▶ **Task to carry out**
Please set down each of the lines below once more, exactly, omitting all pictures.

(Beginning of Dataset)

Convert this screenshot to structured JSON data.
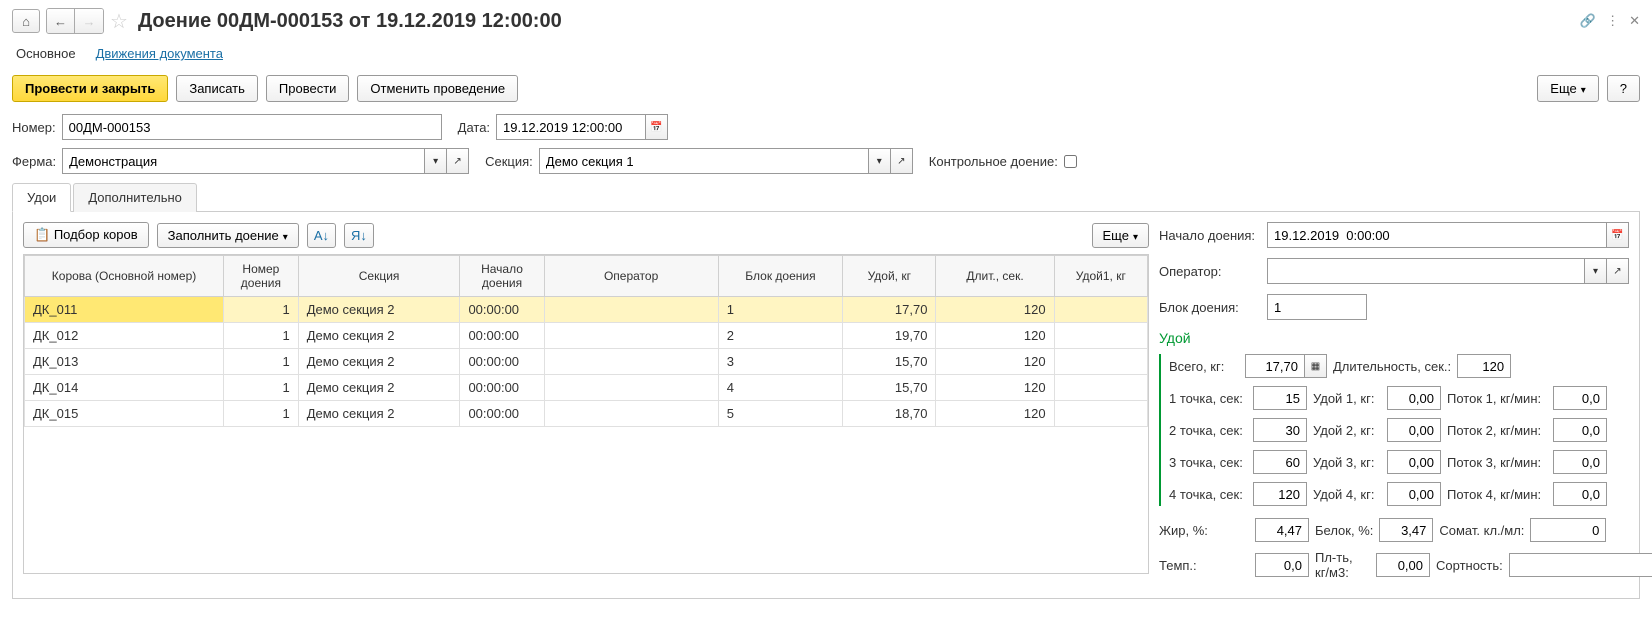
{
  "header": {
    "title": "Доение 00ДМ-000153 от 19.12.2019 12:00:00"
  },
  "mainTabs": {
    "main": "Основное",
    "movements": "Движения документа"
  },
  "toolbar": {
    "postAndClose": "Провести и закрыть",
    "save": "Записать",
    "post": "Провести",
    "cancelPost": "Отменить проведение",
    "more": "Еще",
    "help": "?"
  },
  "fields": {
    "numberLabel": "Номер:",
    "numberValue": "00ДМ-000153",
    "dateLabel": "Дата:",
    "dateValue": "19.12.2019 12:00:00",
    "farmLabel": "Ферма:",
    "farmValue": "Демонстрация",
    "sectionLabel": "Секция:",
    "sectionValue": "Демо секция 1",
    "controlLabel": "Контрольное доение:"
  },
  "subTabs": {
    "udoi": "Удои",
    "additional": "Дополнительно"
  },
  "tableToolbar": {
    "pickCows": "Подбор коров",
    "fillMilking": "Заполнить доение",
    "more": "Еще"
  },
  "columns": {
    "cow": "Корова (Основной номер)",
    "milkNum": "Номер доения",
    "section": "Секция",
    "start": "Начало доения",
    "operator": "Оператор",
    "block": "Блок доения",
    "yield": "Удой, кг",
    "duration": "Длит., сек.",
    "yield1": "Удой1, кг"
  },
  "rows": [
    {
      "cow": "ДК_011",
      "num": "1",
      "section": "Демо секция 2",
      "start": "00:00:00",
      "operator": "",
      "block": "1",
      "yield": "17,70",
      "dur": "120",
      "y1": ""
    },
    {
      "cow": "ДК_012",
      "num": "1",
      "section": "Демо секция 2",
      "start": "00:00:00",
      "operator": "",
      "block": "2",
      "yield": "19,70",
      "dur": "120",
      "y1": ""
    },
    {
      "cow": "ДК_013",
      "num": "1",
      "section": "Демо секция 2",
      "start": "00:00:00",
      "operator": "",
      "block": "3",
      "yield": "15,70",
      "dur": "120",
      "y1": ""
    },
    {
      "cow": "ДК_014",
      "num": "1",
      "section": "Демо секция 2",
      "start": "00:00:00",
      "operator": "",
      "block": "4",
      "yield": "15,70",
      "dur": "120",
      "y1": ""
    },
    {
      "cow": "ДК_015",
      "num": "1",
      "section": "Демо секция 2",
      "start": "00:00:00",
      "operator": "",
      "block": "5",
      "yield": "18,70",
      "dur": "120",
      "y1": ""
    }
  ],
  "detail": {
    "startLabel": "Начало доения:",
    "startValue": "19.12.2019  0:00:00",
    "operatorLabel": "Оператор:",
    "operatorValue": "",
    "blockLabel": "Блок доения:",
    "blockValue": "1",
    "sectionTitle": "Удой",
    "totalLabel": "Всего, кг:",
    "totalValue": "17,70",
    "durationLabel": "Длительность, сек.:",
    "durationValue": "120",
    "points": [
      {
        "pl": "1 точка, сек:",
        "pv": "15",
        "ul": "Удой 1, кг:",
        "uv": "0,00",
        "fl": "Поток 1, кг/мин:",
        "fv": "0,0"
      },
      {
        "pl": "2 точка, сек:",
        "pv": "30",
        "ul": "Удой 2, кг:",
        "uv": "0,00",
        "fl": "Поток 2, кг/мин:",
        "fv": "0,0"
      },
      {
        "pl": "3 точка, сек:",
        "pv": "60",
        "ul": "Удой 3, кг:",
        "uv": "0,00",
        "fl": "Поток 3, кг/мин:",
        "fv": "0,0"
      },
      {
        "pl": "4 точка, сек:",
        "pv": "120",
        "ul": "Удой 4, кг:",
        "uv": "0,00",
        "fl": "Поток 4, кг/мин:",
        "fv": "0,0"
      }
    ],
    "fatLabel": "Жир, %:",
    "fatValue": "4,47",
    "proteinLabel": "Белок, %:",
    "proteinValue": "3,47",
    "somatLabel": "Сомат. кл./мл:",
    "somatValue": "0",
    "tempLabel": "Темп.:",
    "tempValue": "0,0",
    "densityLabel": "Пл-ть, кг/м3:",
    "densityValue": "0,00",
    "gradeLabel": "Сортность:",
    "gradeValue": ""
  }
}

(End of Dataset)

▶ **Reply**
Convert this screenshot to structured JSON data.
{
  "header": {
    "title": "Доение 00ДМ-000153 от 19.12.2019 12:00:00"
  },
  "mainTabs": {
    "main": "Основное",
    "movements": "Движения документа"
  },
  "toolbar": {
    "postAndClose": "Провести и закрыть",
    "save": "Записать",
    "post": "Провести",
    "cancelPost": "Отменить проведение",
    "more": "Еще",
    "help": "?"
  },
  "fields": {
    "numberLabel": "Номер:",
    "numberValue": "00ДМ-000153",
    "dateLabel": "Дата:",
    "dateValue": "19.12.2019 12:00:00",
    "farmLabel": "Ферма:",
    "farmValue": "Демонстрация",
    "sectionLabel": "Секция:",
    "sectionValue": "Демо секция 1",
    "controlLabel": "Контрольное доение:"
  },
  "subTabs": {
    "udoi": "Удои",
    "additional": "Дополнительно"
  },
  "tableToolbar": {
    "pickCows": "Подбор коров",
    "fillMilking": "Заполнить доение",
    "more": "Еще"
  },
  "columns": {
    "cow": "Корова (Основной номер)",
    "milkNum": "Номер доения",
    "section": "Секция",
    "start": "Начало доения",
    "operator": "Оператор",
    "block": "Блок доения",
    "yield": "Удой, кг",
    "duration": "Длит., сек.",
    "yield1": "Удой1, кг"
  },
  "rows": [
    {
      "cow": "ДК_011",
      "num": "1",
      "section": "Демо секция 2",
      "start": "00:00:00",
      "operator": "",
      "block": "1",
      "yield": "17,70",
      "dur": "120",
      "y1": ""
    },
    {
      "cow": "ДК_012",
      "num": "1",
      "section": "Демо секция 2",
      "start": "00:00:00",
      "operator": "",
      "block": "2",
      "yield": "19,70",
      "dur": "120",
      "y1": ""
    },
    {
      "cow": "ДК_013",
      "num": "1",
      "section": "Демо секция 2",
      "start": "00:00:00",
      "operator": "",
      "block": "3",
      "yield": "15,70",
      "dur": "120",
      "y1": ""
    },
    {
      "cow": "ДК_014",
      "num": "1",
      "section": "Демо секция 2",
      "start": "00:00:00",
      "operator": "",
      "block": "4",
      "yield": "15,70",
      "dur": "120",
      "y1": ""
    },
    {
      "cow": "ДК_015",
      "num": "1",
      "section": "Демо секция 2",
      "start": "00:00:00",
      "operator": "",
      "block": "5",
      "yield": "18,70",
      "dur": "120",
      "y1": ""
    }
  ],
  "detail": {
    "startLabel": "Начало доения:",
    "startValue": "19.12.2019  0:00:00",
    "operatorLabel": "Оператор:",
    "operatorValue": "",
    "blockLabel": "Блок доения:",
    "blockValue": "1",
    "sectionTitle": "Удой",
    "totalLabel": "Всего, кг:",
    "totalValue": "17,70",
    "durationLabel": "Длительность, сек.:",
    "durationValue": "120",
    "points": [
      {
        "pl": "1 точка, сек:",
        "pv": "15",
        "ul": "Удой 1, кг:",
        "uv": "0,00",
        "fl": "Поток 1, кг/мин:",
        "fv": "0,0"
      },
      {
        "pl": "2 точка, сек:",
        "pv": "30",
        "ul": "Удой 2, кг:",
        "uv": "0,00",
        "fl": "Поток 2, кг/мин:",
        "fv": "0,0"
      },
      {
        "pl": "3 точка, сек:",
        "pv": "60",
        "ul": "Удой 3, кг:",
        "uv": "0,00",
        "fl": "Поток 3, кг/мин:",
        "fv": "0,0"
      },
      {
        "pl": "4 точка, сек:",
        "pv": "120",
        "ul": "Удой 4, кг:",
        "uv": "0,00",
        "fl": "Поток 4, кг/мин:",
        "fv": "0,0"
      }
    ],
    "fatLabel": "Жир, %:",
    "fatValue": "4,47",
    "proteinLabel": "Белок, %:",
    "proteinValue": "3,47",
    "somatLabel": "Сомат. кл./мл:",
    "somatValue": "0",
    "tempLabel": "Темп.:",
    "tempValue": "0,0",
    "densityLabel": "Пл-ть, кг/м3:",
    "densityValue": "0,00",
    "gradeLabel": "Сортность:",
    "gradeValue": ""
  }
}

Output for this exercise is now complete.